• **Exercise details**:
A word-for-word copy of the entries, with images excluded, is the expected answer.
── Data provided ──
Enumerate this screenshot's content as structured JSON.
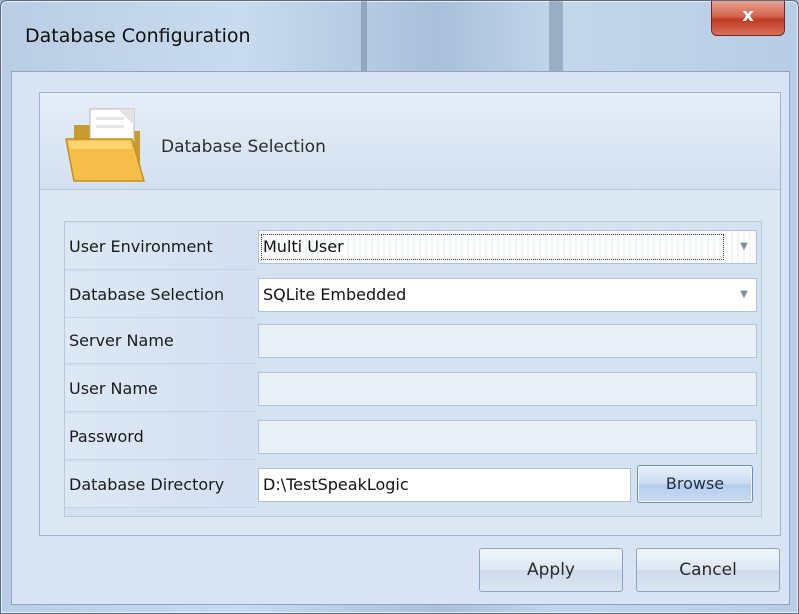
{
  "window": {
    "title": "Database Configuration",
    "close_glyph": "x"
  },
  "group": {
    "title": "Database Selection",
    "icon": "folder-icon"
  },
  "form": {
    "user_environment": {
      "label": "User Environment",
      "value": "Multi User"
    },
    "database_selection": {
      "label": "Database Selection",
      "value": "SQLite Embedded"
    },
    "server_name": {
      "label": "Server Name",
      "value": ""
    },
    "user_name": {
      "label": "User Name",
      "value": ""
    },
    "password": {
      "label": "Password",
      "value": ""
    },
    "database_directory": {
      "label": "Database Directory",
      "value": "D:\\TestSpeakLogic"
    },
    "browse_label": "Browse"
  },
  "buttons": {
    "apply": "Apply",
    "cancel": "Cancel"
  },
  "colors": {
    "close_button": "#c9442c",
    "accent_border": "#6d8fba"
  }
}
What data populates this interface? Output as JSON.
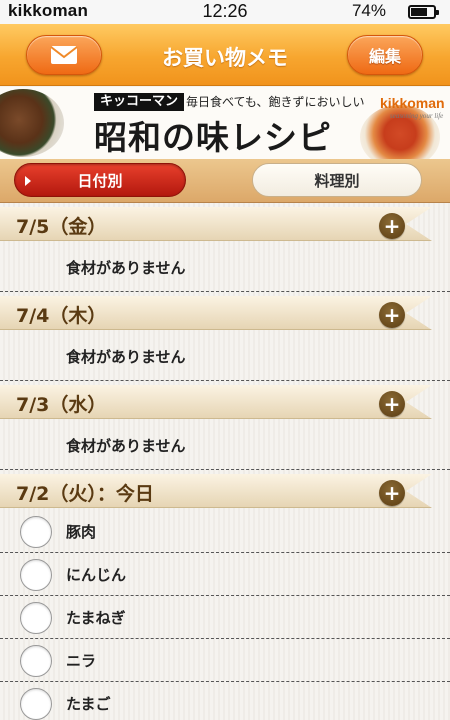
{
  "status_bar": {
    "carrier": "kikkoman",
    "time": "12:26",
    "battery_text": "74%",
    "battery_level": 0.74
  },
  "nav": {
    "title": "お買い物メモ",
    "mail_icon": "envelope-icon",
    "edit_label": "編集"
  },
  "banner": {
    "tag": "キッコーマン",
    "subtitle": "毎日食べても、飽きずにおいしい",
    "title": "昭和の味レシピ",
    "logo_text": "kikkoman",
    "logo_tagline": "seasoning your life"
  },
  "segments": {
    "by_date": "日付別",
    "by_dish": "料理別",
    "selected": "by_date"
  },
  "sections": [
    {
      "date": "7/5（金）",
      "empty_text": "食材がありません",
      "items": []
    },
    {
      "date": "7/4（木）",
      "empty_text": "食材がありません",
      "items": []
    },
    {
      "date": "7/3（水）",
      "empty_text": "食材がありません",
      "items": []
    },
    {
      "date": "7/2（火）：今日",
      "empty_text": "",
      "items": [
        "豚肉",
        "にんじん",
        "たまねぎ",
        "ニラ",
        "たまご"
      ]
    }
  ],
  "colors": {
    "nav_orange": "#f7a62f",
    "selected_segment": "#c8281a",
    "date_text": "#5a3a12",
    "add_button": "#6e4e22"
  }
}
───
• **Response**:
Enumerate this screenshot's content as structured JSON.
{
  "window": {
    "title": "Database Configuration",
    "close_glyph": "x"
  },
  "group": {
    "title": "Database Selection",
    "icon": "folder-icon"
  },
  "form": {
    "user_environment": {
      "label": "User Environment",
      "value": "Multi User"
    },
    "database_selection": {
      "label": "Database Selection",
      "value": "SQLite Embedded"
    },
    "server_name": {
      "label": "Server Name",
      "value": ""
    },
    "user_name": {
      "label": "User Name",
      "value": ""
    },
    "password": {
      "label": "Password",
      "value": ""
    },
    "database_directory": {
      "label": "Database Directory",
      "value": "D:\\TestSpeakLogic"
    },
    "browse_label": "Browse"
  },
  "buttons": {
    "apply": "Apply",
    "cancel": "Cancel"
  },
  "colors": {
    "close_button": "#c9442c",
    "accent_border": "#6d8fba"
  }
}
What data populates this interface? Output as JSON.
{
  "status_bar": {
    "carrier": "kikkoman",
    "time": "12:26",
    "battery_text": "74%",
    "battery_level": 0.74
  },
  "nav": {
    "title": "お買い物メモ",
    "mail_icon": "envelope-icon",
    "edit_label": "編集"
  },
  "banner": {
    "tag": "キッコーマン",
    "subtitle": "毎日食べても、飽きずにおいしい",
    "title": "昭和の味レシピ",
    "logo_text": "kikkoman",
    "logo_tagline": "seasoning your life"
  },
  "segments": {
    "by_date": "日付別",
    "by_dish": "料理別",
    "selected": "by_date"
  },
  "sections": [
    {
      "date": "7/5（金）",
      "empty_text": "食材がありません",
      "items": []
    },
    {
      "date": "7/4（木）",
      "empty_text": "食材がありません",
      "items": []
    },
    {
      "date": "7/3（水）",
      "empty_text": "食材がありません",
      "items": []
    },
    {
      "date": "7/2（火）：今日",
      "empty_text": "",
      "items": [
        "豚肉",
        "にんじん",
        "たまねぎ",
        "ニラ",
        "たまご"
      ]
    }
  ],
  "colors": {
    "nav_orange": "#f7a62f",
    "selected_segment": "#c8281a",
    "date_text": "#5a3a12",
    "add_button": "#6e4e22"
  }
}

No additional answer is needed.